Or put differently - Mother Earth have been faced with a long line of similar problems over billions of year - and homeostasis would seem to be maintained every time.
|IAMoraes||Posted on Feb 17 2009, 05:52 PM|
Thank you! That is more than I ever knew about kelp in my life!
But I think backwardsinsideoutupsidedown , and didn't state my case clearly enough, in fact I said the opposite of what I meant.
There is a chance that during a mass extinction of sea life the **surviving** sea organisms would adapt to the font of energy that becomes more abundant, methane. The methane release would only last for a few years while a life form would be evolving towards the use of a new energy source. That organism -whose existence is hypothetical, of course- may be a further cause for a a massive sea extinction later on: the sea would become poisonous!
as noted in the original post, which was what made me go into this detour)
Would that be a possibility?
|bukh||Posted on Feb 17 2009, 09:36 AM|

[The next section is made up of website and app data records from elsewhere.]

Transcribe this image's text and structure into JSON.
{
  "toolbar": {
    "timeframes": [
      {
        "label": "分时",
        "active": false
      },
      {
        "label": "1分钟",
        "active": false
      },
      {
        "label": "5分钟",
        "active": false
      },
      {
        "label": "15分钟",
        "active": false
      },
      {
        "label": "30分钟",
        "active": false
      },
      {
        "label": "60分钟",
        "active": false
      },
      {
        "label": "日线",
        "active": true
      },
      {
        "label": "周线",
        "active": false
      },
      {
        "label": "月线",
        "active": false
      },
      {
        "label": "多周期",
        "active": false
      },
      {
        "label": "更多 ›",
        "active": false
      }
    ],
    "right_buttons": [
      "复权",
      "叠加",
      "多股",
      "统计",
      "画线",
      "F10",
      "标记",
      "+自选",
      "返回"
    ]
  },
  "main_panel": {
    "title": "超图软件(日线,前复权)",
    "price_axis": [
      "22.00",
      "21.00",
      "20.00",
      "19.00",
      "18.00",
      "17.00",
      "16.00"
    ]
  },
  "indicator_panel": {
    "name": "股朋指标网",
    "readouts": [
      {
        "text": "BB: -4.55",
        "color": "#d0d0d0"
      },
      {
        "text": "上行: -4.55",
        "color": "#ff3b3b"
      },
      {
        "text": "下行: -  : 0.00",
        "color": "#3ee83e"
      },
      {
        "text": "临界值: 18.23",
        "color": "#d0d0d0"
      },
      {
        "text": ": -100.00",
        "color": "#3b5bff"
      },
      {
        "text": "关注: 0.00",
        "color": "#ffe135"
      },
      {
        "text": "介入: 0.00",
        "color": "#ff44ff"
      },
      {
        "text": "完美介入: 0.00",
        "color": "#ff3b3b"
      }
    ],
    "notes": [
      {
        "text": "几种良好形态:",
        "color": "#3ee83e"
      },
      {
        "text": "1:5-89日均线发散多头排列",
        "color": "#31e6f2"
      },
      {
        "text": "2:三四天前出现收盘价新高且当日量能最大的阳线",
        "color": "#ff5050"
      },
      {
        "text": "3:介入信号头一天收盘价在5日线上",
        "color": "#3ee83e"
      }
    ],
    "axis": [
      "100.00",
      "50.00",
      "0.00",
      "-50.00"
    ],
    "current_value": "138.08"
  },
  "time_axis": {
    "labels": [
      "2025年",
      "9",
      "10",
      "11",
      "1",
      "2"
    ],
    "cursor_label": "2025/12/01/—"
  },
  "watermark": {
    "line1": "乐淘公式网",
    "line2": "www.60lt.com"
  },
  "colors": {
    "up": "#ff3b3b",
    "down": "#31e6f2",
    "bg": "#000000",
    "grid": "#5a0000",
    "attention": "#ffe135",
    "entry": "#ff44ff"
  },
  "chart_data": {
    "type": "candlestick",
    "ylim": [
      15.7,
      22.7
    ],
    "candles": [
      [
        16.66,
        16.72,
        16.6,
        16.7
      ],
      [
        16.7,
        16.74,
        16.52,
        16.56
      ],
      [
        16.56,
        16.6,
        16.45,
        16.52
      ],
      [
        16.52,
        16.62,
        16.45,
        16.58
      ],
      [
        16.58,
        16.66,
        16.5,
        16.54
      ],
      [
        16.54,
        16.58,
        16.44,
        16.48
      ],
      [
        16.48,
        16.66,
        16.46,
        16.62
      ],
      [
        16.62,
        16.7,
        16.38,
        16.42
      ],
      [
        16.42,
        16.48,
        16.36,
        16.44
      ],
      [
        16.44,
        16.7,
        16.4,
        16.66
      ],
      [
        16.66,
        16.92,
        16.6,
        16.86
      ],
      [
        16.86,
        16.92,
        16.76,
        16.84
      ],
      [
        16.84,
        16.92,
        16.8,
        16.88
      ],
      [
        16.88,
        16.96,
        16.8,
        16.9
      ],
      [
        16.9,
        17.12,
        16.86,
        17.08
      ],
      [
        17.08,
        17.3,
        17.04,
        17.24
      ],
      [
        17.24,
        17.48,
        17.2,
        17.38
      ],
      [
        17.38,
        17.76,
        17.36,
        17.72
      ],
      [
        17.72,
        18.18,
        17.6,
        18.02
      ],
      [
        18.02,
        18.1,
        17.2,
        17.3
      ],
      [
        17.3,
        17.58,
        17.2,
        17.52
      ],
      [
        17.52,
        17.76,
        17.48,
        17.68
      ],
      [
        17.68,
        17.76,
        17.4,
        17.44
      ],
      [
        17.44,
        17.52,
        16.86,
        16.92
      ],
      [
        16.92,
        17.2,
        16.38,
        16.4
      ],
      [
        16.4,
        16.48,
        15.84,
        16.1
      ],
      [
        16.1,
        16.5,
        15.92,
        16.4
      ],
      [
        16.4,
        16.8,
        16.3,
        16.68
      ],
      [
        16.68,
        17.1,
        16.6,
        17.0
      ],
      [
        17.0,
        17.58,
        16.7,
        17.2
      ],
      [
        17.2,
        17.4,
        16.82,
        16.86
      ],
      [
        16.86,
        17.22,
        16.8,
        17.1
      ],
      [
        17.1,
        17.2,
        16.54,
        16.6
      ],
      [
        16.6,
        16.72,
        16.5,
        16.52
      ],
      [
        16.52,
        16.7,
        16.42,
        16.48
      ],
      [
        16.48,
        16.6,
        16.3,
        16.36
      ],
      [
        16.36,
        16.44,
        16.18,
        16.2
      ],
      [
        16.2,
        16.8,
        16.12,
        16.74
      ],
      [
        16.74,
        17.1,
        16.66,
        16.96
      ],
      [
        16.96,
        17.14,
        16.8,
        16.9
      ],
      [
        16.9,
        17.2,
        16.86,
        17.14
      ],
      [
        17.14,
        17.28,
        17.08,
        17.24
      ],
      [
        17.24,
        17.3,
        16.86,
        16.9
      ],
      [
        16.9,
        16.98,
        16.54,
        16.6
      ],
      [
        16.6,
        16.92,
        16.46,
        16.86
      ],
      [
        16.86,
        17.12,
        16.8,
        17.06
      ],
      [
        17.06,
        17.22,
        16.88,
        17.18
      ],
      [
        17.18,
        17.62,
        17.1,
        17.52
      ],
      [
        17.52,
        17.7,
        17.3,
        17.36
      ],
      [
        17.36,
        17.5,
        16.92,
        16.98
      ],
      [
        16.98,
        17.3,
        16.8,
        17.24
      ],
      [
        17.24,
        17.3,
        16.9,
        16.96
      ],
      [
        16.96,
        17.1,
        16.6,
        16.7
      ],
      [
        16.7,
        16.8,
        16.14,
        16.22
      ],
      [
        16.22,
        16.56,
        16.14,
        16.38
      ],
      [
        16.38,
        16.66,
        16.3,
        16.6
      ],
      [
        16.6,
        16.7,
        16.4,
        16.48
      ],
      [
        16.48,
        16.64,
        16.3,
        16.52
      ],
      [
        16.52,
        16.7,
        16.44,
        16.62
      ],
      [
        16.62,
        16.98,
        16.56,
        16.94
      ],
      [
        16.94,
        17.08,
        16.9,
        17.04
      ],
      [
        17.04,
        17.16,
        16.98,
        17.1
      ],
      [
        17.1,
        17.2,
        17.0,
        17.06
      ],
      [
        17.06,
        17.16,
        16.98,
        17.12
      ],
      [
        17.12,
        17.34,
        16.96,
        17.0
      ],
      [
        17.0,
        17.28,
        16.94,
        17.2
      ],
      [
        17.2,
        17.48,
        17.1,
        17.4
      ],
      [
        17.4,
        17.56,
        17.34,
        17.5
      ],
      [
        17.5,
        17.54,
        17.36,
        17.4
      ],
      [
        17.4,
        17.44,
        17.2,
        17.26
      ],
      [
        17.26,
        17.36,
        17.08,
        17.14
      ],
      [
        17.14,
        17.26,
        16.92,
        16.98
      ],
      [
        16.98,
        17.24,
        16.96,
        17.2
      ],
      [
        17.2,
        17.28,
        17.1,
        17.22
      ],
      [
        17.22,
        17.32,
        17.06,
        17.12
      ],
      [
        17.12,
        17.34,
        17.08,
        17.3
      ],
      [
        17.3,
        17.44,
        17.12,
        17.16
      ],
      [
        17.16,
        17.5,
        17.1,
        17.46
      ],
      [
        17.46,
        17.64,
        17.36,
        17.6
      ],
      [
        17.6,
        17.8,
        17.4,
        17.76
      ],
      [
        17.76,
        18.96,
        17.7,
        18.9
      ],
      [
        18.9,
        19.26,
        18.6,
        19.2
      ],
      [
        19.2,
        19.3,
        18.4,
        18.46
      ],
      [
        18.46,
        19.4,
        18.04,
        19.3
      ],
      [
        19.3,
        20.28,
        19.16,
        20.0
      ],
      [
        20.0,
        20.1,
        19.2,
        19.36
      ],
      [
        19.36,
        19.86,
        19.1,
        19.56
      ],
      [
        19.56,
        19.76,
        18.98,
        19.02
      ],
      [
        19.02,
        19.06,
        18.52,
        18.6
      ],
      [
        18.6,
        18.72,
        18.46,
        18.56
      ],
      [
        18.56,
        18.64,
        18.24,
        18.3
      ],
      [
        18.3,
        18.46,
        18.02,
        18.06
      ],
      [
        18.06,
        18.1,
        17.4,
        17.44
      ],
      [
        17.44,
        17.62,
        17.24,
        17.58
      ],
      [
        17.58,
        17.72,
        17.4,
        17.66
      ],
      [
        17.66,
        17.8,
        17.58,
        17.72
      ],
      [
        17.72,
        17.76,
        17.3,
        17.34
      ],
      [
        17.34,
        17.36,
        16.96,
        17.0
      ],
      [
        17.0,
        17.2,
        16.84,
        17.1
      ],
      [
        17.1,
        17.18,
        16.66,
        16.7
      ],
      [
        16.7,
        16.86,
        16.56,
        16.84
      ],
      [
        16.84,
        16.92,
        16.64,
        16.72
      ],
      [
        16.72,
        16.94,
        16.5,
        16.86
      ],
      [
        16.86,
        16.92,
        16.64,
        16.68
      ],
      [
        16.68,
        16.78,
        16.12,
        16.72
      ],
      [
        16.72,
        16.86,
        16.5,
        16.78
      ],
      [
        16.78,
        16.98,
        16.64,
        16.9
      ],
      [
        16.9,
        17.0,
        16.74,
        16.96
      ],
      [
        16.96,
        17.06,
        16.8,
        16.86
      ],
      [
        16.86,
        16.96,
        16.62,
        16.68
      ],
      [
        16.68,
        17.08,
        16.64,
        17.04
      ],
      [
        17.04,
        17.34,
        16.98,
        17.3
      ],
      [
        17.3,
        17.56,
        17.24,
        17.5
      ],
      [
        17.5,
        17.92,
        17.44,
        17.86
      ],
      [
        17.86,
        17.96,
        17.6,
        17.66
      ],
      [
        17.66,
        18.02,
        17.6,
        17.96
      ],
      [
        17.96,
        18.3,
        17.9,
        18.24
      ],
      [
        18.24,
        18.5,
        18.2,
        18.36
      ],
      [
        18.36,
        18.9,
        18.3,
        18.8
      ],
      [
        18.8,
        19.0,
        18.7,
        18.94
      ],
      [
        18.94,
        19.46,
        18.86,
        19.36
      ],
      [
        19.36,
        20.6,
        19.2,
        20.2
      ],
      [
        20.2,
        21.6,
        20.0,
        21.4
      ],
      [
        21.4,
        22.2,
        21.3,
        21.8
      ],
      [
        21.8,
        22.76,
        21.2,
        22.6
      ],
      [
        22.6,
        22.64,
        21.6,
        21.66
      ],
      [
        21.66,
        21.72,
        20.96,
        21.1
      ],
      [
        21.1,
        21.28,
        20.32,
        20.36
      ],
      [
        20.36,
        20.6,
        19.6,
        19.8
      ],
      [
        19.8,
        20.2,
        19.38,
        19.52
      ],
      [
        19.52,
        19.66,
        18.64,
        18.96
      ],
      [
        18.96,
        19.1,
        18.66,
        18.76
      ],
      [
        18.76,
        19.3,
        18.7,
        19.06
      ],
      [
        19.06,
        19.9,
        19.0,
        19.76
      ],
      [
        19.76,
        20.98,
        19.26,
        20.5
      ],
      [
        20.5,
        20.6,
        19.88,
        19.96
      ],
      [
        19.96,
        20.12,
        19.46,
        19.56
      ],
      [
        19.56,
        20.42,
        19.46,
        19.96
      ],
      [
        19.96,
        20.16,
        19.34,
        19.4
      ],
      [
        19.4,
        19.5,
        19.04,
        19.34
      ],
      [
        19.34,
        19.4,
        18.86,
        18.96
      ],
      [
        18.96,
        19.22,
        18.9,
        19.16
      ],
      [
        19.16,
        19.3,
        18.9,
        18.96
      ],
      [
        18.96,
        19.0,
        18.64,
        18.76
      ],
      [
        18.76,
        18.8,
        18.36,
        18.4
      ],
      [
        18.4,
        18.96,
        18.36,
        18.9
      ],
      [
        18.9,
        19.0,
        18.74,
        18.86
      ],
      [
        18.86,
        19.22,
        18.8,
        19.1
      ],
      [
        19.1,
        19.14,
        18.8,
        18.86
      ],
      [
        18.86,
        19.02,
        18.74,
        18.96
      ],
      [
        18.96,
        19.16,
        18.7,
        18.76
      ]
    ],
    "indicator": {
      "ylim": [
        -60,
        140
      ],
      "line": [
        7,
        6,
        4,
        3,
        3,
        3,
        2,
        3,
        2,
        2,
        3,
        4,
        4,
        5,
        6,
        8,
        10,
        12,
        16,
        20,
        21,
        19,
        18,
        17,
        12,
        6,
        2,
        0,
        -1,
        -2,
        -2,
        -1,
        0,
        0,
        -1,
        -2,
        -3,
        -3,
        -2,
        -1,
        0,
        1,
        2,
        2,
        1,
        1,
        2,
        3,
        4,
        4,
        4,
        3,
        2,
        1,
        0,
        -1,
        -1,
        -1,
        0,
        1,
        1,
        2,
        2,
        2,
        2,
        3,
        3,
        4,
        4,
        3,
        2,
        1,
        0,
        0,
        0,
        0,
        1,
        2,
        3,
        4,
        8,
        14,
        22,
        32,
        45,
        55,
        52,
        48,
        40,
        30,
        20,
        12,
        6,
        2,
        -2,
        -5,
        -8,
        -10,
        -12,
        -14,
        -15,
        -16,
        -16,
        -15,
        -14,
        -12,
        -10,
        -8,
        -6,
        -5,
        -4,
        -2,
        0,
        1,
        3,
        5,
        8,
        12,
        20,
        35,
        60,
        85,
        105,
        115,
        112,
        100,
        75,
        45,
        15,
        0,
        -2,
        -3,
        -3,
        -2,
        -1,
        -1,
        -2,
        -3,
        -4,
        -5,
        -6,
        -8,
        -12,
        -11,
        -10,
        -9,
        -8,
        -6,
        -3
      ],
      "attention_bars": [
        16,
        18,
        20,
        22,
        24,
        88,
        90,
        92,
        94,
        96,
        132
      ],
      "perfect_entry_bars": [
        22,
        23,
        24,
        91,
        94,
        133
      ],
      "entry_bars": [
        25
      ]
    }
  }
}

"Is the kelp dying? "
As I read it, methane is a natural decay product of kelp - and as such a high kelp turnover releases a lot of methane. So high methane output is just a healthy sign of ocean production efficacy.
|rpenner||Posted on Feb 17 2009, 07:39 AM|
| Technical note from your moderator. Global Health, the original thread, is not "locked" in the moderator sense, but is read-only and hidden since it is on a forum that was created as part of a partnership with PhysOrg.com, a news site. We aren't their partners anymore, so we had to sit around alone on Valentine's Day and then WGN showed Somewhere in Time to add insult to injury.
Sorry for the inconvenience.
|IAMoraes||Posted on Feb 17 2009, 05:07 AM|
Off-topic 1: Take a quick look at iodomethane:
Off-topic 2: Is the kelp dying? Are deep-sea microorganisms dying off in great numbers? What about the floating "population" of microorganisms, dying off too?!?! I am thinking in that direction because if there is a source of energy there is a good chance someone else already got to it before us. I am betting it's the dying microorganisms.)
|Quatermass||Posted on Feb 13 2009, 11:03 AM|
|The so-called Bermuda Triangle sinkings are believed to be down to methane release where bubbles in huge numbers and size have meant ships are no longer buoyant and sink suddenly and without warning. Warmer waters will mean that oceans can hold less of such gases, so pumping more greenhouses gases into the atmosphere, so starting a cycle.|